Food exports were valued at about £1.6 billion – a rise of 15% (£214m), with fish and seafood accounting for £944m, up 23% from 2016. Exports of farmed salmon were worth £600m, a 35% increase on 2016.
Exports of food to Europe were worth £1.1 billion after an increase of 13%, or £125m.
Scotch whisky exports also increased by around £356 million compared to 2016.
Rural Economy Fergus Ewing said: “Scottish food and drink exports are at an all-time high – with world-renowned Scottish goods like salmon and whisky being consumed across the globe at record levels. That’s due in part to sectors working together to sell our remarkable products, and creating or enhancing our national brands.
“The statistics highlight the importance of the EU single market to our food and drink success, with the EU buying more than 40% of our produce. The continuing uncertainty surrounding the UK Government’s Brexit plans, and the prospect of losing tariff-free access to that market would be potentially devastating for our food and drink industry.
“Confirmation by the UK Government that it wants devolved powers over food labelling to transfer to them creates further risk and uncertainty, when much of our success depends on our ability to market Scottish produce and provenance effectively. That’s potentially a huge problem in the long term to our food and drink sector, who share our ambition for further expansion, and to protect our national brands [with EU Protected Food Name status].
“The Scottish Government is doing all we can to support the growth of food and drink exports: working with key sectors to develop new and existing markets, boosting innovation and skills, and supporting Scotland’s local producers via business rates exemptions and grants for example.”
Susan Beattie, head of food and drink at Scottish Development International, said: “The Scotland Food and Drink Export Plan brings together SDI and trade association resources to help companies access opportunities in our top prospect markets.
“This includes a team of in-market specialists who are opening doors for Scottish companies with retailers and foodservice organisations, so we’re anticipating a continuing increase in food and drink exports over the next few years.”
James Withers, chief executive of Scotland Food & Drink said: "The world is increasingly developing a taste for Scottish produce. A few years ago, reaching £6 billion in annual export sales was just an ambition. However, industry leadership and a crucial partnership with government has made it a reality.
"It is particularly important to see our food exports increasing in Asia and North America, following in the footsteps of our number one export, Scotch whisky, which is firmly back into its growth phase. However, Europe remains the top destination for many of our products, emphasising the need for a Brexit process which protects this vital trade.
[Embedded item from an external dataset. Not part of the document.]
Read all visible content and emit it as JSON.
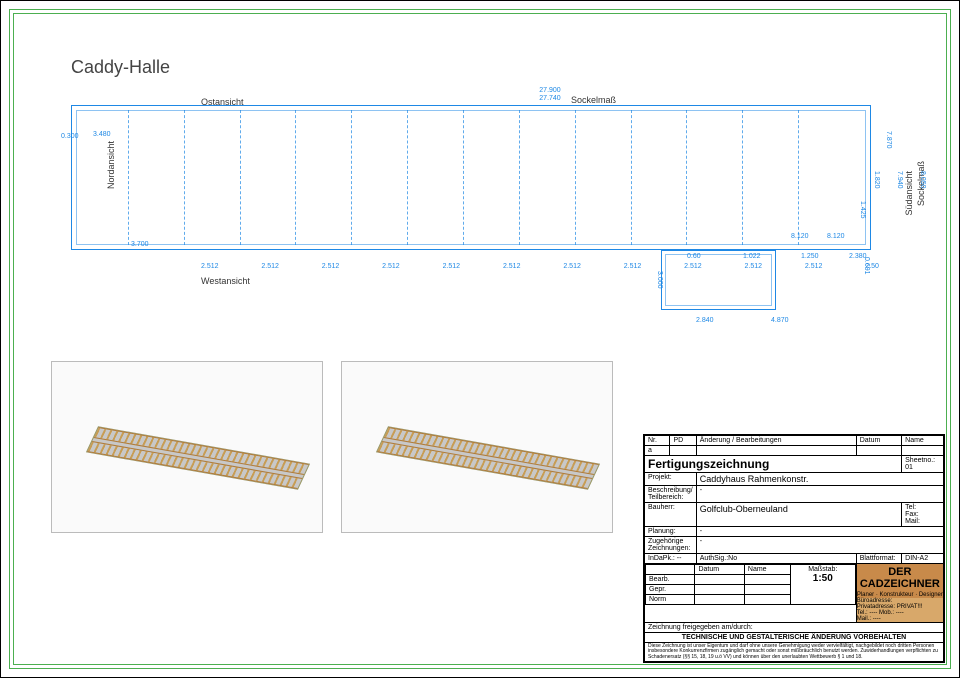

"Sales of Scottish food have now risen more 130% in a decade, but we have greater potential still. Our industry has an ambition to double the value of its sales overseas and in our home market to £30 billion by 2030. Today marks an important step along that road.”